Further words about cultivated tulips are unnecessary because a vast number of sorts are to be found in almost each garden today. Unfortunately many cultivated tulip sorts tend to stunted growth in the medium term. But cultivated tulips are only arisen from the wild tulips (also called botanical tulips) by cultivation and selection within the last 400 years. In Germany, you can find also one species, namely the Wild Tulip (Tulipa sylvestris). Depending on the source exist 70 to 150 botanical tulip species, whose Mayn range are the steppes of Central Asia. Most botanical tulip species are frost-hardy and tend in the long term, in contrast to cultivated tulips, to reproduction in the case of congenial conditions.
To the greatest extent wild tulips are concering their habitat preferences relative uncomplicated. Ideal is moisture in spring and warm and dry summers. During this time the new produced tulip bulbs are maturing.
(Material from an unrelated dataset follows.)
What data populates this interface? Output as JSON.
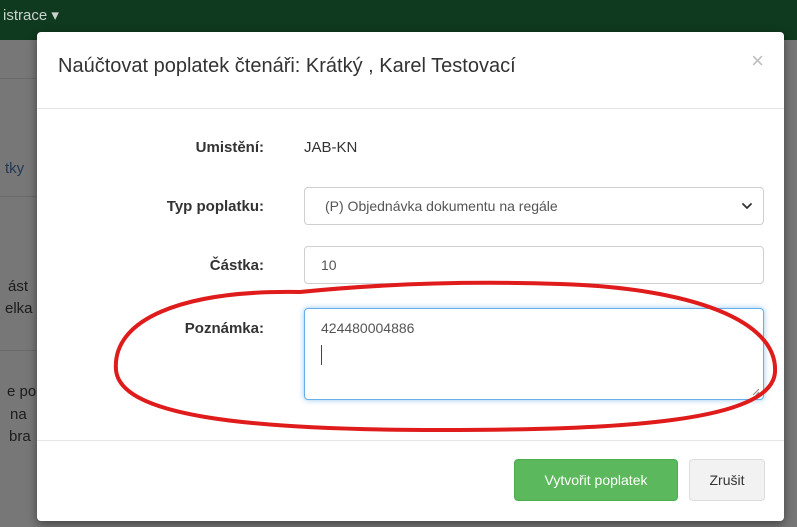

Waterlogging and voles niggle wild tulips.
Best planting time is between the end of September until early December on frost-free days. Give the tulip bulps at least twice to three times as deep into earth as the bulb is high. It is advantageous if you give at first some sand into the planting hole and hereupon put the bulb. Wild tulips blossom for years and set regularly seeds, which can be left on the plant until they are matured. By sowing, stolons and side bulbs many species produce larger stocks in the long term. However, until a by sowing propagated tulip blossoms for the the first time, it may last five years.
In late autumn 2009 I planted of 12 species all in all circa 400 bulbs within my lawn.
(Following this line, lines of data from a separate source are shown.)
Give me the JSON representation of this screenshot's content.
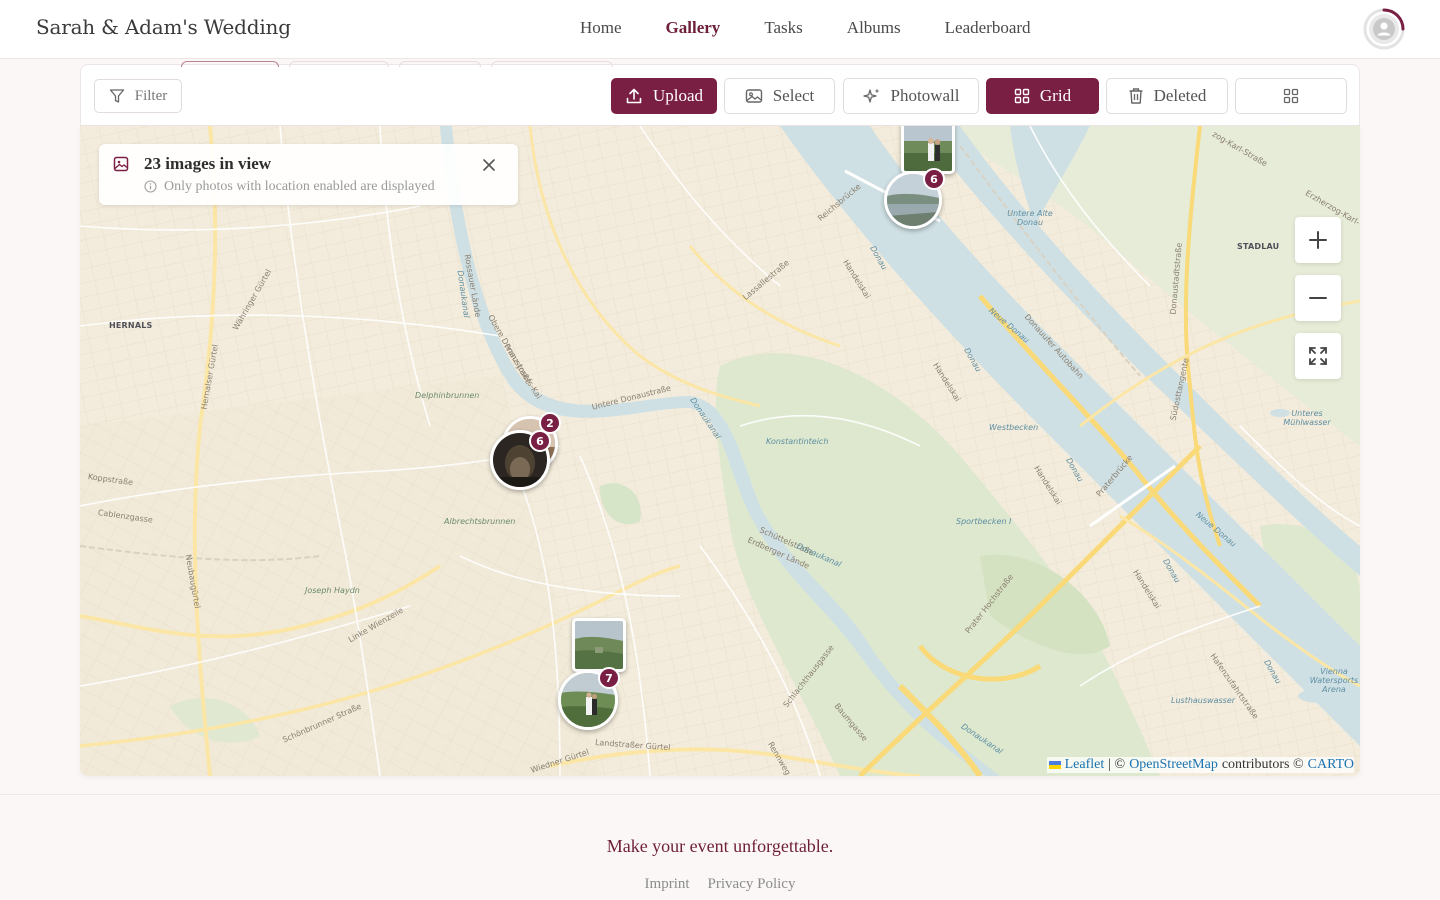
{
  "app": {
    "title": "Sarah & Adam's Wedding"
  },
  "nav": {
    "items": [
      {
        "label": "Home"
      },
      {
        "label": "Gallery"
      },
      {
        "label": "Tasks"
      },
      {
        "label": "Albums"
      },
      {
        "label": "Leaderboard"
      }
    ],
    "active": "Gallery"
  },
  "toolbar": {
    "filter_label": "Filter",
    "upload_label": "Upload",
    "select_label": "Select",
    "photowall_label": "Photowall",
    "grid_label": "Grid",
    "deleted_label": "Deleted"
  },
  "map": {
    "info_title": "23 images in view",
    "info_subtitle": "Only photos with location enabled are displayed",
    "clusters": [
      {
        "count": "6"
      },
      {
        "count": "2"
      },
      {
        "count": "6"
      },
      {
        "count": "7"
      }
    ],
    "labels": {
      "hernals": "HERNALS",
      "stadlau": "STADLAU",
      "delphinbrunnen": "Delphinbrunnen",
      "albrechtsbrunnen": "Albrechtsbrunnen",
      "joseph_haydn": "Joseph Haydn",
      "konstantinteich": "Konstantinteich",
      "westbecken": "Westbecken",
      "sportbecken": "Sportbecken I",
      "untere_alte_donau": "Untere Alte Donau",
      "unteres_muehlwasser": "Unteres Mühlwasser",
      "lusthauswasser": "Lusthauswasser",
      "vienna_watersports": "Vienna Watersports Arena",
      "obere_donaustrasse": "Obere Donaustraße",
      "untere_donaustrasse": "Untere Donaustraße",
      "handelskai": "Handelskai",
      "lassallestrasse": "Lassallestraße",
      "reichsbruecke": "Reichsbrücke",
      "praterbruecke": "Praterbrücke",
      "prater_hochstrasse": "Prater Hochstraße",
      "donauufer_autobahn": "Donauufer Autobahn",
      "suedosttangente": "Südosttangente",
      "linke_wienzeile": "Linke Wienzeile",
      "landstrasser_guertel": "Landstraßer Gürtel",
      "wiedner_guertel": "Wiedner Gürtel",
      "schoenbrunner_strasse": "Schönbrunner Straße",
      "koppstrasse": "Koppstraße",
      "cablenzgasse": "Cablenzgasse",
      "neubauguertel": "Neubaugürtel",
      "hernalser_guertel": "Hernalser Gürtel",
      "waehringer_guertel": "Währinger Gürtel",
      "rossauer_laende": "Rossauer Lände",
      "franz_josefs_kai": "Franz-Josefs-Kai",
      "schuettelstrasse": "Schüttelstraße",
      "erdberger_laende": "Erdberger Lände",
      "schlachthausgasse": "Schlachthausgasse",
      "baumgasse": "Baumgasse",
      "donaustadtstrasse": "Donaustadtstraße",
      "erzherzog_karl": "Erzherzog-Karl-",
      "zog_karl_strasse": "zog-Karl-Straße",
      "donau": "Donau",
      "neue_donau": "Neue Donau",
      "donaukanal": "Donaukanal",
      "hafenzufahrtstrasse": "Hafenzufahrtstraße",
      "rennweg": "Rennweg"
    },
    "attribution": {
      "leaflet": "Leaflet",
      "separator": "| ©",
      "osm": "OpenStreetMap",
      "contributors": "contributors ©",
      "carto": "CARTO"
    }
  },
  "footer": {
    "tagline": "Make your event unforgettable.",
    "links": [
      {
        "label": "Imprint"
      },
      {
        "label": "Privacy Policy"
      }
    ]
  },
  "colors": {
    "brand": "#7a1f44",
    "map_land": "#f3ecdc",
    "map_water": "#cfe0e4",
    "map_park": "#dde8cf",
    "map_road": "#fbe6a6"
  }
}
The bulbs survived excellently their first severe winter. In the following spring the bulbs spouted almost to hundred per cent. Most plants blossomed as well as produced seeds. Arising thereby, I had my first difficulty. I planted the bulbs in a still relative nutrient-rich meadow, so that at the moment of seed maturation in the end of May bis early June the bolls are almost complete vanished within the half of a metre high grass.
Summer 2010 was very rainy and was so almost out of keeping with the ideal conditions of a hot and dry summer, which the bulbs require for maturing. Thus I am curious, which survival rate arises the next year.
Against expectations the moist and cool summer 2010 did not damage the bulbs. In the end of February almost all species stspeciesed with budding. According to a first count many species proliferated in 2010: The populations are circa 15 – 20% greater.
Number of individuals has again evolved delightfully, so that I have planted further species.
In the case of most species it came again to a population increase. Tulipa greigii and Tulipa praestans reproduce well, but are lazy about blossoming. Unfortunately Tulipa altaica and Tulipa whittallii fell prey to voles.
This year population increase stagnated. By contrast, a slight increase is recorded in the grape hyacinths and wild crocuses.
The cold and wet summer of 2014 badgered the tulips. This year, only some species on drier sites came to flower. By contrast, the wild crocuses showed a good population development.
Currently, I am cultivating the following species in my garden.